Sao Phal Niseiy: You cofounded Politikoffee and also founded Sour Mouy—both of which aim to support youth empowerment—what future plans do you have to safeguard the interests and prospects of Cambodia’s youth?
Ou Ritthy: Youth are dynamic and also restless. They always seek spaces or places to socialize, engage and team up. At this stage, I think youth, to a large extent, depends on who has the resources and capability to create spaces and places to get involved. I have observed that CPP-affiliated youth organizations, think tanks, and platforms have excellently coordinated and created spaces and places for students and youth to socialize through various projects, including arts, culture, technology, business startups, environment and public diplomacy. Therefore, they can organize and mobilize youth forces better.
Politikoffee, since July 2011, has cultivated a democratic political culture through raising socio-political awareness and promoting the culture of discussion, debate and challenging the youth, based on principles of national interest, open-mindedness and fraternity. Sour Mouy came later in 2017 to fill the gap in youth engagement via consulting and mentoring services for students and youth to help them make better and wiser decisions on major selections for higher education, scholarship, career, entrepreneurship, financial and digital literacy.

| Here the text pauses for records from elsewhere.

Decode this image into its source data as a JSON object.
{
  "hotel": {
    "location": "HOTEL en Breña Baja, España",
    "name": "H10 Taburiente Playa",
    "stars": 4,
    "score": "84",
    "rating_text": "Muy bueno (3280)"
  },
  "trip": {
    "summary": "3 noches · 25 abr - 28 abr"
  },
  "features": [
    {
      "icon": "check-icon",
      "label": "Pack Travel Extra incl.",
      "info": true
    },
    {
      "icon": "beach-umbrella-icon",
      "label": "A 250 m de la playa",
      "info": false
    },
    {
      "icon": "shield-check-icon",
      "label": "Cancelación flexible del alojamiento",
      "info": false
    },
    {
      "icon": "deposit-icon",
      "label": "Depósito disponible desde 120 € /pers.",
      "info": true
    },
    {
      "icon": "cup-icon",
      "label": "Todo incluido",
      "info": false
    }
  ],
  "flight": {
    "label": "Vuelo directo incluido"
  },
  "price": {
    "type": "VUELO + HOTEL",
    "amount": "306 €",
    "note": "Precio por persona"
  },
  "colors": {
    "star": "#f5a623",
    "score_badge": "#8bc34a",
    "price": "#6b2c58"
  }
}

Politikoffee discusses politics without any political agenda and interests, but both Politikoffee and Sour Mouy were established for the sake of a vibrant society and active, connected and informed citizens of Cambodia.
Sao Phal Niseiy: If you have one piece of advice for the youth, what should it be?
Ou Ritthy: Developing media consumption habits, collecting information from various sources, and discussing with peers or seniors before making decisions are my suggestions for youth. Plus, youth should spend quality time on social media to seek opportunities and enrich their knowledge, skills, and networks.